It’s rare for an album to elicit much emotion from me these days. In some ways, that’s probably a profoundly sad thing to say. I’ve spent so much of my life immersed in cataloging what’s new and what’s making waves and trying to suss out who’s who in a given music scene that I think it’s all become a bit, I don’t know, clinical. Gone are the days when I would stumble across some passable chamber pop at the record store and declare it my New Favorite Album Of All Time after a single listen. There’s just too much of an ingrained second-opinion bias now – the inevitable and irresistible “but…” that follows any endorsement.
That said, there’s also a sense in which that hypercritical devil on my shoulder means that I can trust my instincts somewhat better than I could as a 14-year-old novitiate music buff. My praise is lavished a little more judiciously now that I’m a cold, discriminating taxpayer. So it’s safe to say I was caught fairly off-guard when I started choking up a few songs into Molly Drag’s debut double-LP, Deeply Flawed. The 20-track lo-fi opus from London, Ontario songwriter Michael Hansford touched a nerve that hasn’t seen much airtime since the hormonal days of adolescence.
What intrigued me initially was the fact that Molly Drag sounds a lot like old Cloud Cult, the kings and queens of disguising crippling sadness with gleeful, childlike melodies. But unlike Craig Minowa and the gang, Hansford takes a more direct approach. There’s no attempt to conceal the anguish, frustration, and anxiety that sits at the core of the album – interspersed among the acoustic strumming and ambient distortion are dozens of spoken-word interludes and desperate, screaming outbursts. Each serves as an admonition from the artist to himself. Some are encouraging, others are cruel, but they all bring to visceral life the self-doubt that plagues the creation of art.

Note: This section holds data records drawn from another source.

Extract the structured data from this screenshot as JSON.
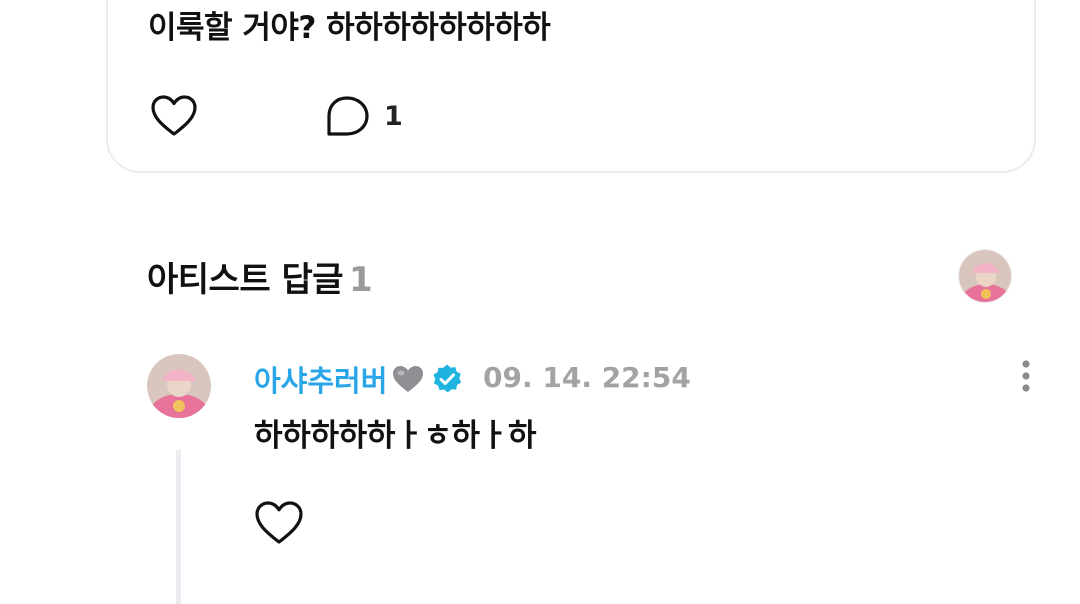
{
  "post": {
    "text": "이룩할 거야? 하하하하하하하하",
    "comment_count": "1",
    "icons": {
      "like": "heart-outline-icon",
      "comment": "speech-bubble-icon"
    }
  },
  "artist_replies": {
    "title": "아티스트 답글",
    "count": "1"
  },
  "reply": {
    "author": "아샤추러버",
    "author_emoji": "grey-heart-icon",
    "verified": "verified-badge-icon",
    "date": "09. 14. 22:54",
    "text": "하하하하하ㅏㅎ하ㅏ하"
  },
  "colors": {
    "accent": "#2aa6e8",
    "muted": "#a3a3a3",
    "verified": "#1fb4e0",
    "avatar_pink": "#e8739a"
  }
}
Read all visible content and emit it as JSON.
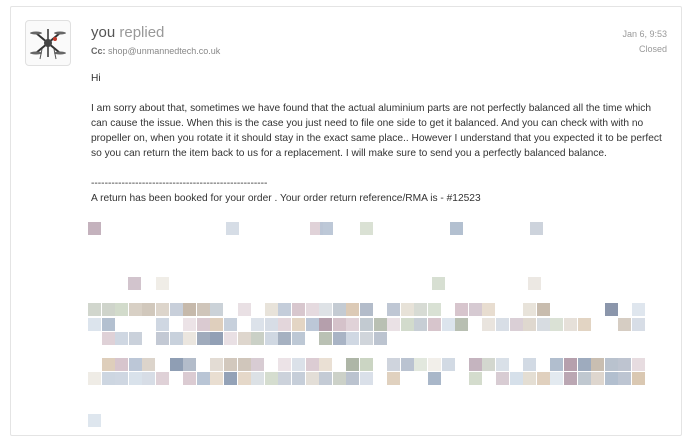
{
  "message": {
    "sender": "you",
    "action": "replied",
    "cc_label": "Cc:",
    "cc_value": "shop@unmannedtech.co.uk",
    "date": "Jan 6, 9:53",
    "status": "Closed",
    "greeting": "Hi",
    "paragraph": "I am sorry about that, sometimes we have found that the actual aluminium parts are not perfectly balanced all the time which can cause the issue. When this is the case you just need to file one side to get it balanced. And you can check with with no propeller on, when you rotate it it should stay in the exact same place.. However I understand that you expected it to be perfect so you can return the item back to us for a replacement. I will make sure to send you a perfectly balanced balance.",
    "separator": "----------------------------------------------------",
    "return_line": "A return has been booked for your order . Your order return reference/RMA is - #12523"
  },
  "icons": {
    "avatar": "drone-icon"
  }
}
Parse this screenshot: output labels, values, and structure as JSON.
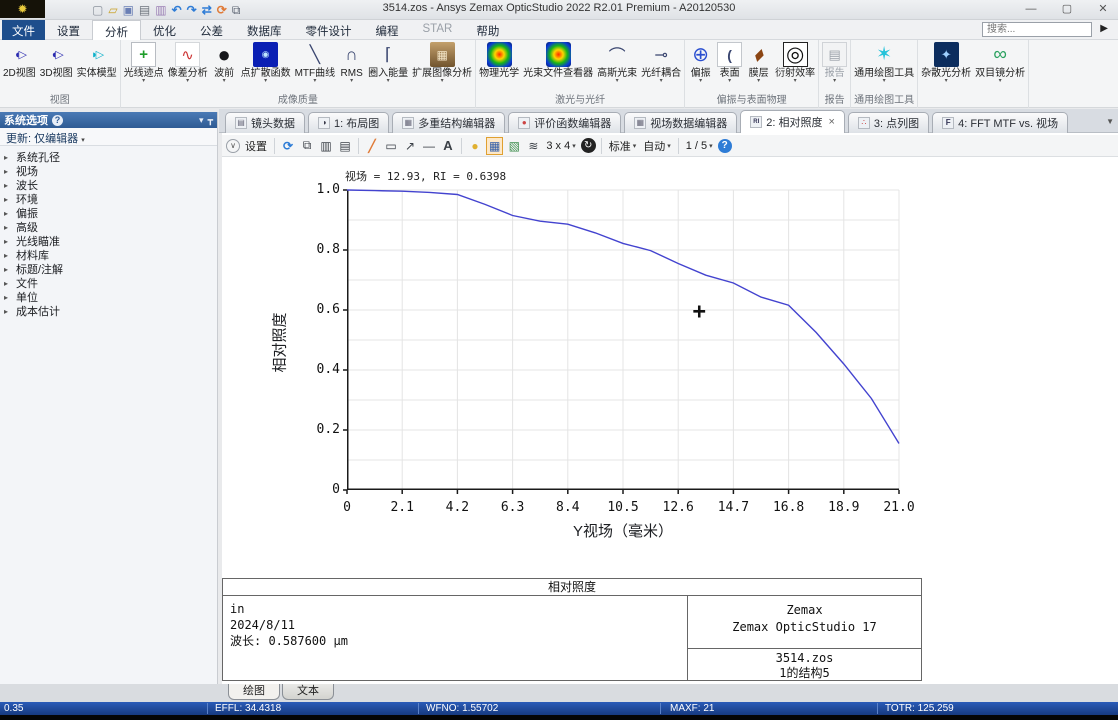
{
  "titlebar": {
    "title": "3514.zos - Ansys Zemax OpticStudio 2022 R2.01  Premium - A20120530",
    "quick_icons": [
      "new-file",
      "open-file",
      "save",
      "print",
      "save-image",
      "undo",
      "redo",
      "sync",
      "refresh",
      "window-layout"
    ],
    "search_placeholder": "搜索..."
  },
  "menu_tabs": [
    {
      "label": "文件",
      "style": "file"
    },
    {
      "label": "设置"
    },
    {
      "label": "分析",
      "active": true
    },
    {
      "label": "优化"
    },
    {
      "label": "公差"
    },
    {
      "label": "数据库"
    },
    {
      "label": "零件设计"
    },
    {
      "label": "编程"
    },
    {
      "label": "STAR",
      "disabled": true
    },
    {
      "label": "帮助"
    }
  ],
  "ribbon": {
    "groups": [
      {
        "label": "视图",
        "items": [
          {
            "label": "2D视图",
            "icon": "lens-2d"
          },
          {
            "label": "3D视图",
            "icon": "lens-3d"
          },
          {
            "label": "实体模型",
            "icon": "solid-model"
          }
        ]
      },
      {
        "label": "成像质量",
        "items": [
          {
            "label": "光线迹点",
            "icon": "ray-trace",
            "arrow": true
          },
          {
            "label": "像差分析",
            "icon": "aberration",
            "arrow": true
          },
          {
            "label": "波前",
            "icon": "wavefront",
            "arrow": true
          },
          {
            "label": "点扩散函数",
            "icon": "psf",
            "arrow": true
          },
          {
            "label": "MTF曲线",
            "icon": "mtf-curve",
            "arrow": true
          },
          {
            "label": "RMS",
            "icon": "rms",
            "arrow": true
          },
          {
            "label": "圈入能量",
            "icon": "enclosed-energy",
            "arrow": true
          },
          {
            "label": "扩展图像分析",
            "icon": "extended-image",
            "arrow": true
          }
        ]
      },
      {
        "label": "激光与光纤",
        "items": [
          {
            "label": "物理光学",
            "icon": "physical-optics"
          },
          {
            "label": "光束文件查看器",
            "icon": "beam-file-viewer"
          },
          {
            "label": "高斯光束",
            "icon": "gaussian-beam",
            "arrow": true
          },
          {
            "label": "光纤耦合",
            "icon": "fiber-coupling",
            "arrow": true
          }
        ]
      },
      {
        "label": "偏振与表面物理",
        "items": [
          {
            "label": "偏振",
            "icon": "polarization",
            "arrow": true
          },
          {
            "label": "表面",
            "icon": "surface",
            "arrow": true
          },
          {
            "label": "膜层",
            "icon": "coating",
            "arrow": true
          },
          {
            "label": "衍射效率",
            "icon": "diffraction-efficiency",
            "arrow": true
          }
        ]
      },
      {
        "label": "报告",
        "items": [
          {
            "label": "报告",
            "icon": "report",
            "arrow": true
          }
        ]
      },
      {
        "label": "通用绘图工具",
        "items": [
          {
            "label": "通用绘图工具",
            "icon": "universal-plot",
            "arrow": true
          }
        ]
      },
      {
        "label": "",
        "items": [
          {
            "label": "杂散光分析",
            "icon": "stray-light",
            "arrow": true
          },
          {
            "label": "双目镜分析",
            "icon": "binocular",
            "arrow": true
          }
        ]
      }
    ]
  },
  "sidebar": {
    "title": "系统选项",
    "update_prefix": "更新:",
    "update_value": "仅编辑器",
    "items": [
      "系统孔径",
      "视场",
      "波长",
      "环境",
      "偏振",
      "高级",
      "光线瞄准",
      "材料库",
      "标题/注解",
      "文件",
      "单位",
      "成本估计"
    ]
  },
  "doc_tabs": [
    {
      "icon": "lens-data",
      "label": "镜头数据"
    },
    {
      "icon": "layout",
      "label": "1: 布局图"
    },
    {
      "icon": "multi-config",
      "label": "多重结构编辑器"
    },
    {
      "icon": "merit",
      "label": "评价函数编辑器"
    },
    {
      "icon": "field-data",
      "label": "视场数据编辑器"
    },
    {
      "icon": "relative-illum",
      "label": "2: 相对照度",
      "active": true,
      "closable": true
    },
    {
      "icon": "spot",
      "label": "3: 点列图"
    },
    {
      "icon": "fft",
      "label": "4: FFT MTF vs. 视场"
    }
  ],
  "chart_toolbar": {
    "items": [
      {
        "type": "icon",
        "name": "collapse-settings"
      },
      {
        "type": "text",
        "name": "settings-button",
        "label": "设置"
      },
      {
        "type": "sep"
      },
      {
        "type": "icon",
        "name": "refresh"
      },
      {
        "type": "icon",
        "name": "copy"
      },
      {
        "type": "icon",
        "name": "save-image"
      },
      {
        "type": "icon",
        "name": "print"
      },
      {
        "type": "sep"
      },
      {
        "type": "icon",
        "name": "draw-pencil"
      },
      {
        "type": "icon",
        "name": "draw-rectangle"
      },
      {
        "type": "icon",
        "name": "draw-arrow"
      },
      {
        "type": "icon",
        "name": "draw-line"
      },
      {
        "type": "icon",
        "name": "draw-text"
      },
      {
        "type": "sep"
      },
      {
        "type": "icon",
        "name": "highlight"
      },
      {
        "type": "icon",
        "name": "grid-layout",
        "active": true
      },
      {
        "type": "icon",
        "name": "slides"
      },
      {
        "type": "icon",
        "name": "layers"
      },
      {
        "type": "dropdown",
        "name": "grid-size",
        "label": "3 x 4",
        "dropdown": true
      },
      {
        "type": "icon",
        "name": "replay"
      },
      {
        "type": "sep"
      },
      {
        "type": "dropdown",
        "name": "standard-select",
        "label": "标准",
        "dropdown": true
      },
      {
        "type": "dropdown",
        "name": "auto-select",
        "label": "自动",
        "dropdown": true
      },
      {
        "type": "sep"
      },
      {
        "type": "dropdown",
        "name": "page-select",
        "label": "1 / 5",
        "dropdown": true
      },
      {
        "type": "icon",
        "name": "help"
      }
    ]
  },
  "chart_data": {
    "type": "line",
    "title": "视场 = 12.93, RI = 0.6398",
    "xlabel": "Y视场（毫米）",
    "ylabel": "相对照度",
    "xlim": [
      0,
      21
    ],
    "ylim": [
      0,
      1
    ],
    "xticks": [
      "0",
      "2.1",
      "4.2",
      "6.3",
      "8.4",
      "10.5",
      "12.6",
      "14.7",
      "16.8",
      "18.9",
      "21.0"
    ],
    "yticks": [
      "0",
      "0.2",
      "0.4",
      "0.6",
      "0.8",
      "1.0"
    ],
    "grid": true,
    "grid_x_step": 2.1,
    "grid_y_step": 0.1,
    "legend_position": "none",
    "line_color": "#4343cf",
    "series": [
      {
        "name": "相对照度",
        "x": [
          0,
          1.05,
          2.1,
          3.15,
          4.2,
          5.25,
          6.3,
          7.35,
          8.4,
          9.45,
          10.5,
          11.55,
          12.6,
          13.65,
          14.7,
          15.75,
          16.8,
          17.85,
          18.9,
          19.95,
          21.0
        ],
        "y": [
          1.0,
          0.998,
          0.996,
          0.992,
          0.985,
          0.952,
          0.915,
          0.896,
          0.886,
          0.857,
          0.822,
          0.798,
          0.755,
          0.716,
          0.69,
          0.643,
          0.616,
          0.525,
          0.42,
          0.305,
          0.155
        ]
      }
    ],
    "cursor": {
      "x": 13.4,
      "y": 0.59
    }
  },
  "info_table": {
    "header": "相对照度",
    "left_lines": [
      "in",
      "2024/8/11",
      "波长: 0.587600 µm"
    ],
    "right_top_lines": [
      "Zemax",
      "Zemax OpticStudio 17"
    ],
    "right_bottom_lines": [
      "3514.zos",
      "1的结构5"
    ]
  },
  "bottom_tabs": [
    {
      "label": "绘图",
      "active": true
    },
    {
      "label": "文本"
    }
  ],
  "status_bar": {
    "segments": [
      "0.35",
      "EFFL: 34.4318",
      "WFNO: 1.55702",
      "MAXF: 21",
      "TOTR: 125.259"
    ]
  },
  "colors": {
    "curve": "#4343cf",
    "status_bar_blue": "#1d4ea8",
    "file_tab_blue": "#1e4e8c"
  }
}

As Hansford himself explained to us, “… in creating [Deeply Flawed], I excavated parts of my childhood and memories of old friends, lovers, and lost family members. The recording process began after finding some old journal scraps and photographs from an old friend … It involved stories and different perspectives of past happenings, and the juxtaposition of who and what were involved.” The album feels very much like an attempt to exorcise past demons, but at the same time it seems that Hansford might be getting dragged back down with them in the process. In trying to let go of these memories, he ends up being forced to relive them. It almost makes you feel guilty for enjoying the music.
Lyrically, Molly Drag doesn’t spend too much time trying to be cute. Whether sung, spoken, or screamed, Hansford’s lines often feel like they were made up on the spot. This bluntness and conversational language makes his candor believable, and any attempt to dress it up with a thesaurus would probably start to sound gimmicky. The interjections aren’t just something put on display for the audience, they’re how he got himself through the process of writing each song in the first place. And I mean that quite literally: on “Upbringing,” Hansford announces in a lyric that he’s about to break the fourth wall. He then proceeds to ask between verses, repeatedly and with mounting despair, “Why did I write this song?” Anyone who’s ever made anything, artistic or otherwise, knows the feeling.
Nevertheless, I foresee Deeply Flawed receiving mixed reviews. It’s weird, over-the-top, and maybe a little indulgent on the part of the artist, but what strikes me as more important than all that is that it’s completely genuine. I don’t detect a hint of irony anywhere, and that’s what allows it to overcome its titular flaws and make its more dubious elements work. Michael Hansford means every word that comes out of his mouth.
It’s this honesty that makes Molly Drag exemplary, and I think it’s what allowed me to overcome my usual paralysis when choosing what music to spend my emotional energy on. It’s an album about loneliness, fear, uncertainty, and self-loathing written by a sad guy in an Ontario basement, full stop. And there’s something beautiful about that. Needless to say, Deeply Flawed probably isn’t the sort of thing that’s going to get you out of a dark place. But sometimes it’s enough to know that there’s somebody else wading around with you in the depths.